Records to process:
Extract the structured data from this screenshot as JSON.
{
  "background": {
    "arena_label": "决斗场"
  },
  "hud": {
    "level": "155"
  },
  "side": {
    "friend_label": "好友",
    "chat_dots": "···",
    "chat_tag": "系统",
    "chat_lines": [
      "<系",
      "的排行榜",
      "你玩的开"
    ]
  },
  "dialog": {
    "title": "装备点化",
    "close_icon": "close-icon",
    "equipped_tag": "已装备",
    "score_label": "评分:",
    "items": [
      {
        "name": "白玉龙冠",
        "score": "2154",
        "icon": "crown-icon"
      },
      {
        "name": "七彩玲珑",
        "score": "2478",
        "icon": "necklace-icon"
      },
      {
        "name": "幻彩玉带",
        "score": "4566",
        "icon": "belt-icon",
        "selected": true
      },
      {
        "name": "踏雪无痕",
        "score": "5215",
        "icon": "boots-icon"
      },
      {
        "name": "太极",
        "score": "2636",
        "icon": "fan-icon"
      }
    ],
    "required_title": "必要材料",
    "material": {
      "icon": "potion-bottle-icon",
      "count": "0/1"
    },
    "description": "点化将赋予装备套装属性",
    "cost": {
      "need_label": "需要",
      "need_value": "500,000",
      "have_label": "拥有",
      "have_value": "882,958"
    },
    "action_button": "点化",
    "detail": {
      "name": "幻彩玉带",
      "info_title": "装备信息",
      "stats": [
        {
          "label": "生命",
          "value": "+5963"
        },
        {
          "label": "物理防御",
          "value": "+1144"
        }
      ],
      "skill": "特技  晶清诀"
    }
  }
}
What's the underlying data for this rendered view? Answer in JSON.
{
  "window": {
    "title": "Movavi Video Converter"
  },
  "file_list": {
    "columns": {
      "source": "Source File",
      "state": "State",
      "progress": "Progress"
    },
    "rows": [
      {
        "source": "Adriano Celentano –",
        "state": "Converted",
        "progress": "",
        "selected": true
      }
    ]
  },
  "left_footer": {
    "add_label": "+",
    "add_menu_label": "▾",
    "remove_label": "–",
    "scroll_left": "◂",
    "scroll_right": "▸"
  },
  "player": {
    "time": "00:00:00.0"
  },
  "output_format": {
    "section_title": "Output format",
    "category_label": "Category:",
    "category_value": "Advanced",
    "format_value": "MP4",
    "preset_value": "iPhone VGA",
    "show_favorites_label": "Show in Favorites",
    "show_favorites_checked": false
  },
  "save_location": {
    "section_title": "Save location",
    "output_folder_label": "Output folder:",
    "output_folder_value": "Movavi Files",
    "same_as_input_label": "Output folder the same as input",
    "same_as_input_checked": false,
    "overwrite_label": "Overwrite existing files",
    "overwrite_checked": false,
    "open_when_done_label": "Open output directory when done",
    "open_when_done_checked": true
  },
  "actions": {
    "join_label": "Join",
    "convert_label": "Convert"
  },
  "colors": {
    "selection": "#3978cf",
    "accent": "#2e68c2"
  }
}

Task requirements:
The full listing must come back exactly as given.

Exercise answer:
Extract the structured data from this screenshot as JSON.
{
  "background": {
    "arena_label": "决斗场"
  },
  "hud": {
    "level": "155"
  },
  "side": {
    "friend_label": "好友",
    "chat_dots": "···",
    "chat_tag": "系统",
    "chat_lines": [
      "<系",
      "的排行榜",
      "你玩的开"
    ]
  },
  "dialog": {
    "title": "装备点化",
    "close_icon": "close-icon",
    "equipped_tag": "已装备",
    "score_label": "评分:",
    "items": [
      {
        "name": "白玉龙冠",
        "score": "2154",
        "icon": "crown-icon"
      },
      {
        "name": "七彩玲珑",
        "score": "2478",
        "icon": "necklace-icon"
      },
      {
        "name": "幻彩玉带",
        "score": "4566",
        "icon": "belt-icon",
        "selected": true
      },
      {
        "name": "踏雪无痕",
        "score": "5215",
        "icon": "boots-icon"
      },
      {
        "name": "太极",
        "score": "2636",
        "icon": "fan-icon"
      }
    ],
    "required_title": "必要材料",
    "material": {
      "icon": "potion-bottle-icon",
      "count": "0/1"
    },
    "description": "点化将赋予装备套装属性",
    "cost": {
      "need_label": "需要",
      "need_value": "500,000",
      "have_label": "拥有",
      "have_value": "882,958"
    },
    "action_button": "点化",
    "detail": {
      "name": "幻彩玉带",
      "info_title": "装备信息",
      "stats": [
        {
          "label": "生命",
          "value": "+5963"
        },
        {
          "label": "物理防御",
          "value": "+1144"
        }
      ],
      "skill": "特技  晶清诀"
    }
  }
}
What's the underlying data for this rendered view? Answer in JSON.
{
  "window": {
    "title": "Movavi Video Converter"
  },
  "file_list": {
    "columns": {
      "source": "Source File",
      "state": "State",
      "progress": "Progress"
    },
    "rows": [
      {
        "source": "Adriano Celentano –",
        "state": "Converted",
        "progress": "",
        "selected": true
      }
    ]
  },
  "left_footer": {
    "add_label": "+",
    "add_menu_label": "▾",
    "remove_label": "–",
    "scroll_left": "◂",
    "scroll_right": "▸"
  },
  "player": {
    "time": "00:00:00.0"
  },
  "output_format": {
    "section_title": "Output format",
    "category_label": "Category:",
    "category_value": "Advanced",
    "format_value": "MP4",
    "preset_value": "iPhone VGA",
    "show_favorites_label": "Show in Favorites",
    "show_favorites_checked": false
  },
  "save_location": {
    "section_title": "Save location",
    "output_folder_label": "Output folder:",
    "output_folder_value": "Movavi Files",
    "same_as_input_label": "Output folder the same as input",
    "same_as_input_checked": false,
    "overwrite_label": "Overwrite existing files",
    "overwrite_checked": false,
    "open_when_done_label": "Open output directory when done",
    "open_when_done_checked": true
  },
  "actions": {
    "join_label": "Join",
    "convert_label": "Convert"
  },
  "colors": {
    "selection": "#3978cf",
    "accent": "#2e68c2"
  }
}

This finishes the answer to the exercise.